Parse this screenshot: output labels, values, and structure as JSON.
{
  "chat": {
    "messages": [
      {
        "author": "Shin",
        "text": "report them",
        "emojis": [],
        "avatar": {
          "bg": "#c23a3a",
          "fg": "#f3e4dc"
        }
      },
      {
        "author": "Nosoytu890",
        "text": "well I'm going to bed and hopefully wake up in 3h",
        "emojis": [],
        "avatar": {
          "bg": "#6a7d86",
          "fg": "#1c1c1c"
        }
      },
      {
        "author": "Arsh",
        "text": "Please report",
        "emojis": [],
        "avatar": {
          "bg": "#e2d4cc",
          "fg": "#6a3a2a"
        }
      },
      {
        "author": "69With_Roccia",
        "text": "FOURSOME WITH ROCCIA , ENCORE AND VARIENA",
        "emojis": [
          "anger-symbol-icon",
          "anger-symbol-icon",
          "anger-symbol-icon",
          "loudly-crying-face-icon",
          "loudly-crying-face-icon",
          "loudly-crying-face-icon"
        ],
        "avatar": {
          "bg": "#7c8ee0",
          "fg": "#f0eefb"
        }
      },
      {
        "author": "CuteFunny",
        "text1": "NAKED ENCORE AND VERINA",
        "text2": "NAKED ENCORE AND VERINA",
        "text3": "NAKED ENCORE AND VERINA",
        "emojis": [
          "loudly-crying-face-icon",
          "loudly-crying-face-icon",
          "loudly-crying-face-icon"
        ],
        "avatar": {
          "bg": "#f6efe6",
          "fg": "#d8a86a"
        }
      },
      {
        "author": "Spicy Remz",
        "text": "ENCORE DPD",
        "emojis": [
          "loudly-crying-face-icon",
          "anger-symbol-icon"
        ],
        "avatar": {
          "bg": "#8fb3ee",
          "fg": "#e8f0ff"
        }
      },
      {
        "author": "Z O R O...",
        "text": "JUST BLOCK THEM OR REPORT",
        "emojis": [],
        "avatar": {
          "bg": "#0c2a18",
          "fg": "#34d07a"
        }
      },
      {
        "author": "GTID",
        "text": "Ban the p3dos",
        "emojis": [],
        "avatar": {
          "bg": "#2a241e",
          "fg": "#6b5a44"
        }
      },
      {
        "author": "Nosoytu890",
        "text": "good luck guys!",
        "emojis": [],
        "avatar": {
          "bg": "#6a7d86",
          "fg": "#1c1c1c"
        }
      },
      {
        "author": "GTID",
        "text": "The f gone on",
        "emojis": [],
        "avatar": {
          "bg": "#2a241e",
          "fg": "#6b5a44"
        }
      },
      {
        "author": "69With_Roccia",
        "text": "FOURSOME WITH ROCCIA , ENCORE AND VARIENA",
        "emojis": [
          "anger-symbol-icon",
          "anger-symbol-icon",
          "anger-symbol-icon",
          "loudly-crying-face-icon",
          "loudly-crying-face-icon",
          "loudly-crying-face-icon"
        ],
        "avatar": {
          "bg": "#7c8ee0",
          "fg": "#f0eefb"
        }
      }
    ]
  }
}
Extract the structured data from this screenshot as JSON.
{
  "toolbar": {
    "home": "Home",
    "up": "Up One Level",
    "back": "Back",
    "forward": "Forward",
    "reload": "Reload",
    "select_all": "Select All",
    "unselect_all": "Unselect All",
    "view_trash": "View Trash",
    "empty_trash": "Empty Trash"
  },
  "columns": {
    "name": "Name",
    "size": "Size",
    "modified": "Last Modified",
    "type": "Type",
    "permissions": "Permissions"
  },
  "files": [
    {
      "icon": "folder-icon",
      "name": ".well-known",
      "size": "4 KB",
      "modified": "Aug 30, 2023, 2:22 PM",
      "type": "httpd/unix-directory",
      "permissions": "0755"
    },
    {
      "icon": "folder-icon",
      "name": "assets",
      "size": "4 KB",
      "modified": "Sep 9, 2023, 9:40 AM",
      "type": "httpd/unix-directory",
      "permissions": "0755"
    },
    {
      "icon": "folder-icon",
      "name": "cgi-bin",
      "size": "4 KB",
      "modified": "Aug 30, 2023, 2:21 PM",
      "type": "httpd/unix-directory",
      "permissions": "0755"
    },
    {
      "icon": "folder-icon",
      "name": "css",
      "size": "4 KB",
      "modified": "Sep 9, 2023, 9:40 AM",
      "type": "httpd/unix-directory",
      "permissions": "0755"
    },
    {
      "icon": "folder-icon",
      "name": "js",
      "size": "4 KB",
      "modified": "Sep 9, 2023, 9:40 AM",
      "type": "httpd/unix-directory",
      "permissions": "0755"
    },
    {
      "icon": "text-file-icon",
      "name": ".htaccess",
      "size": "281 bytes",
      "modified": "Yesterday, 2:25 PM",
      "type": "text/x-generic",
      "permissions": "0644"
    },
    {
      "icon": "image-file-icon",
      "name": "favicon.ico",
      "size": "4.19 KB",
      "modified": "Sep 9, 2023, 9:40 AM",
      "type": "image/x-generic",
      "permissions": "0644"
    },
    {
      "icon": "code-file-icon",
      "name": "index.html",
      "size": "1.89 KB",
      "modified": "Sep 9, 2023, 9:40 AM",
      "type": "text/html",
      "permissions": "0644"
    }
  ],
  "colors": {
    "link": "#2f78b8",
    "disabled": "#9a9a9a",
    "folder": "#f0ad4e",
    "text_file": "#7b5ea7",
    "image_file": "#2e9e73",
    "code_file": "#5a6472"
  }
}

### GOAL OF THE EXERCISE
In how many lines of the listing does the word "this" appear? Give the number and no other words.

### SOLUTION TO THE PROBLEM
2